* Material supplied
::::::::

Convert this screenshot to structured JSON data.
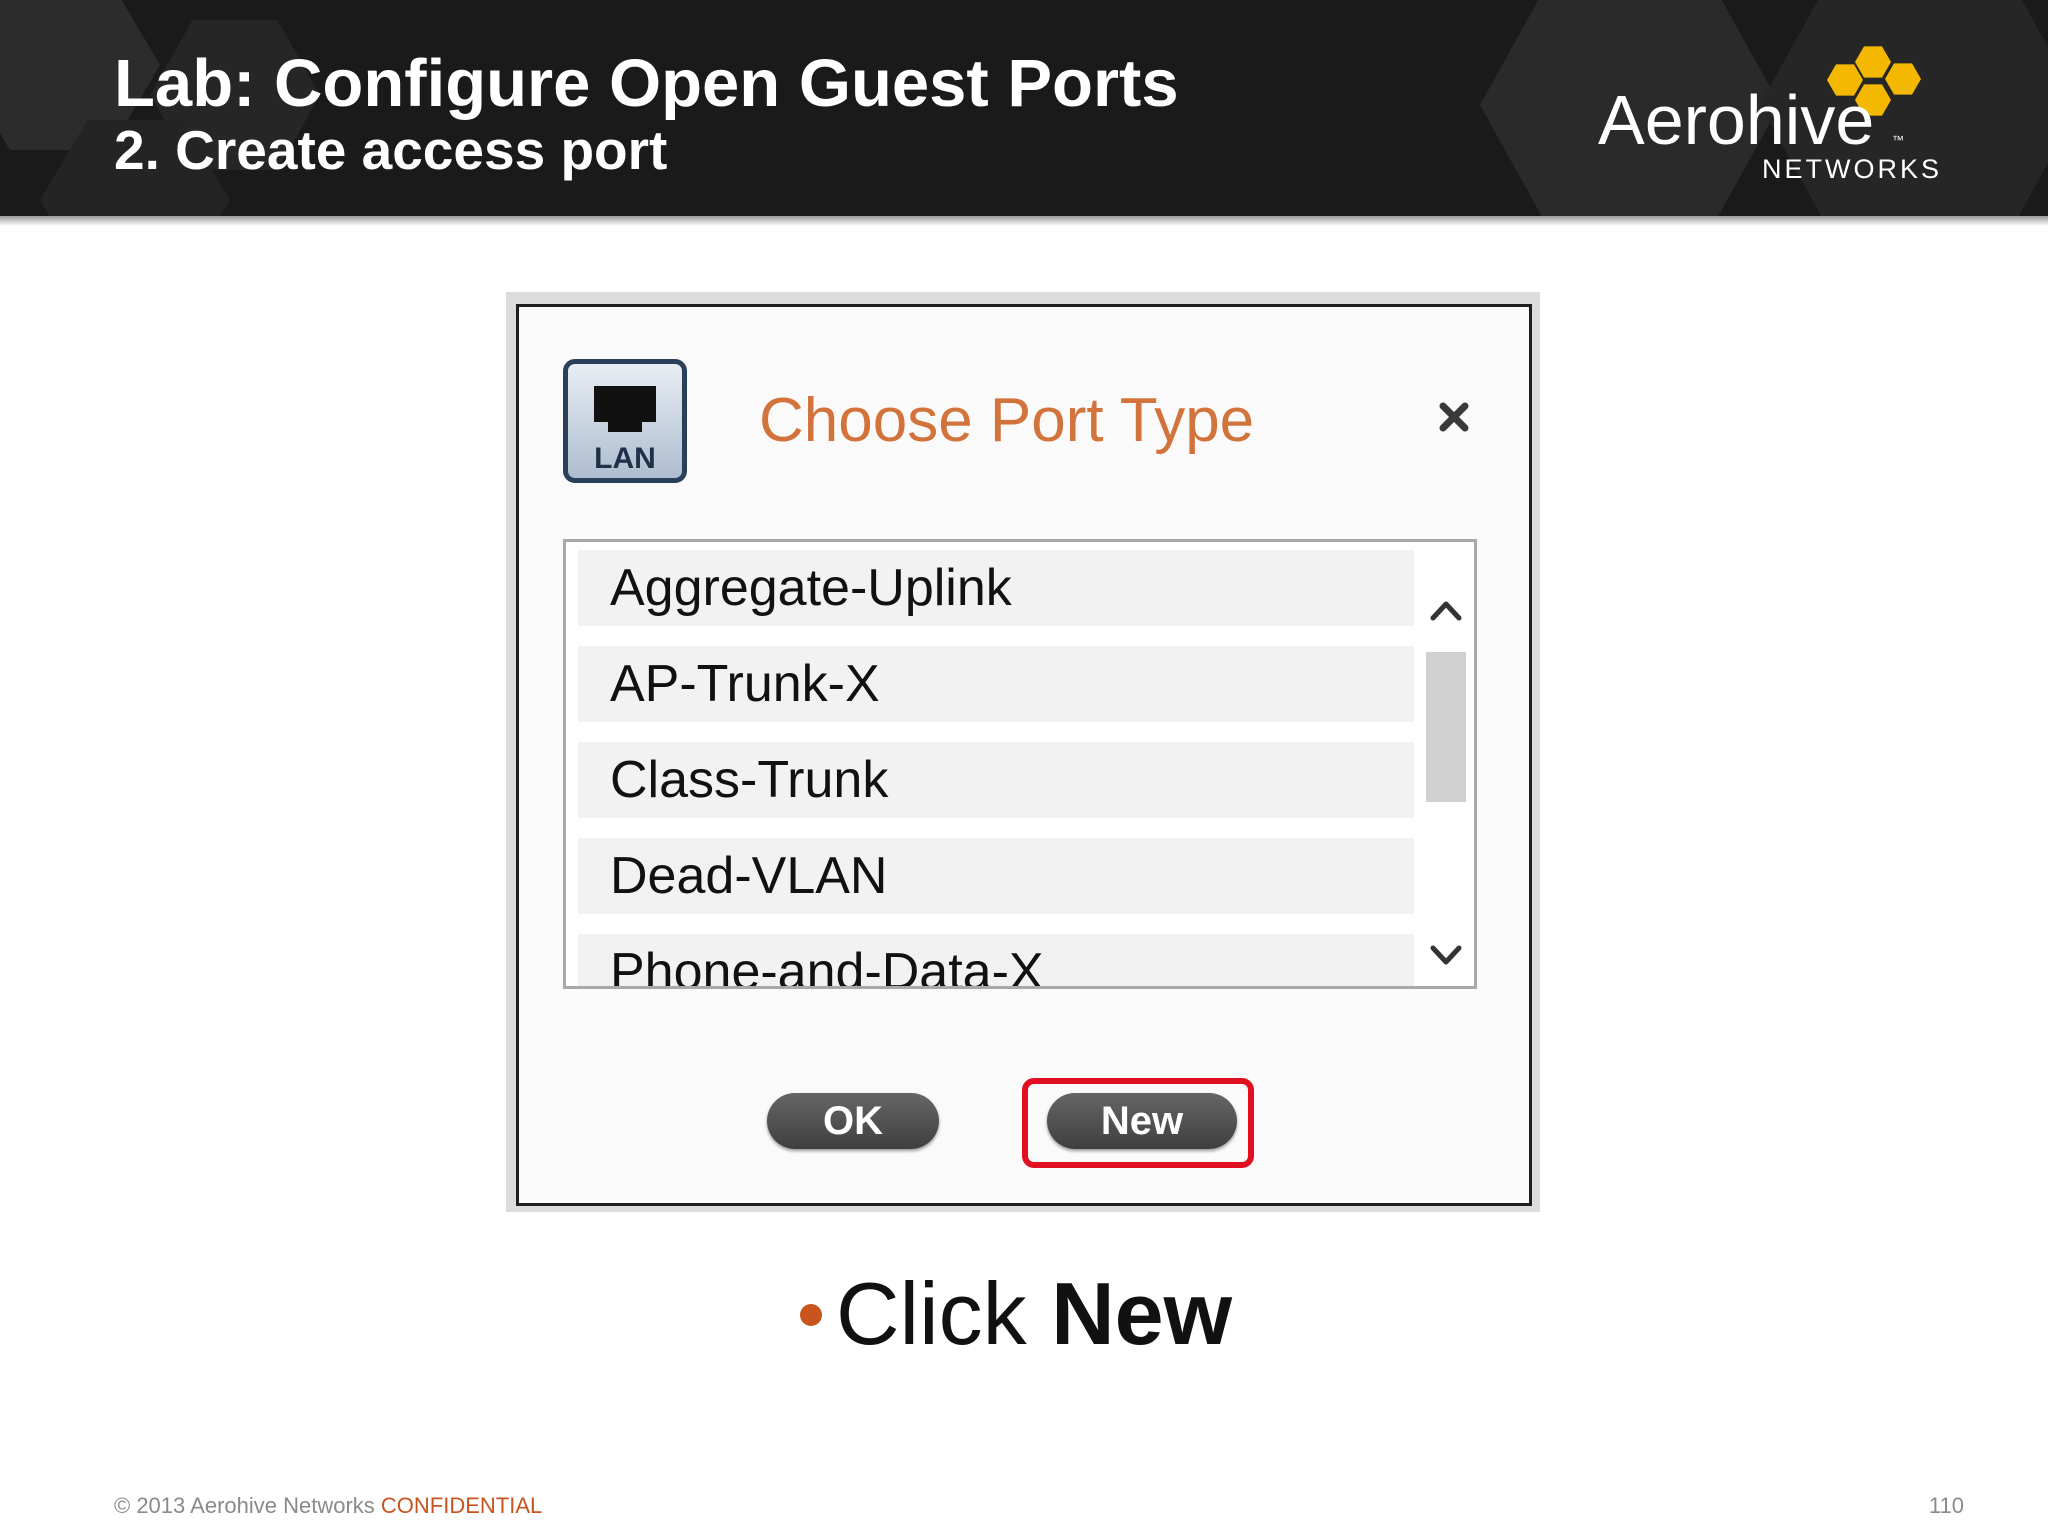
{
  "slide": {
    "title": "Lab: Configure Open Guest Ports",
    "subtitle": "2. Create access port",
    "logo": {
      "name": "Aerohive",
      "tm": "™",
      "tagline": "NETWORKS",
      "hex_color": "#f5b800"
    }
  },
  "dialog": {
    "icon_label": "LAN",
    "title": "Choose Port Type",
    "close_icon": "close-icon",
    "list_items": [
      "Aggregate-Uplink",
      "AP-Trunk-X",
      "Class-Trunk",
      "Dead-VLAN",
      "Phone-and-Data-X"
    ],
    "buttons": {
      "ok": "OK",
      "new": "New"
    },
    "highlight_color": "#e01020",
    "title_color": "#d2733b"
  },
  "instruction": {
    "prefix": "Click",
    "bold": "New"
  },
  "footer": {
    "copyright": "© 2013 Aerohive Networks",
    "confidential": "CONFIDENTIAL",
    "page_number": "110"
  }
}
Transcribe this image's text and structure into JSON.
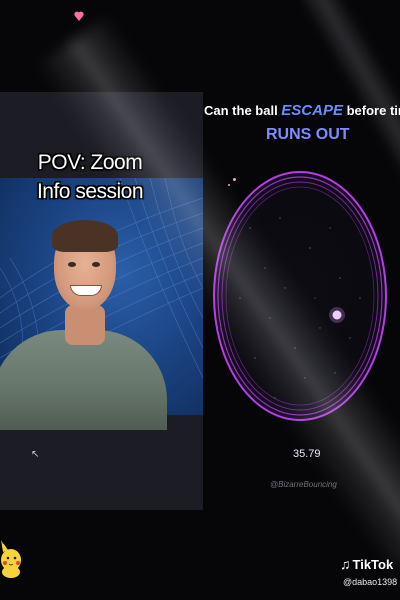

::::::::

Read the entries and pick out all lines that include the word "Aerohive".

* Final answer
      "name": "Aerohive",
    "copyright": "© 2013 Aerohive Networks",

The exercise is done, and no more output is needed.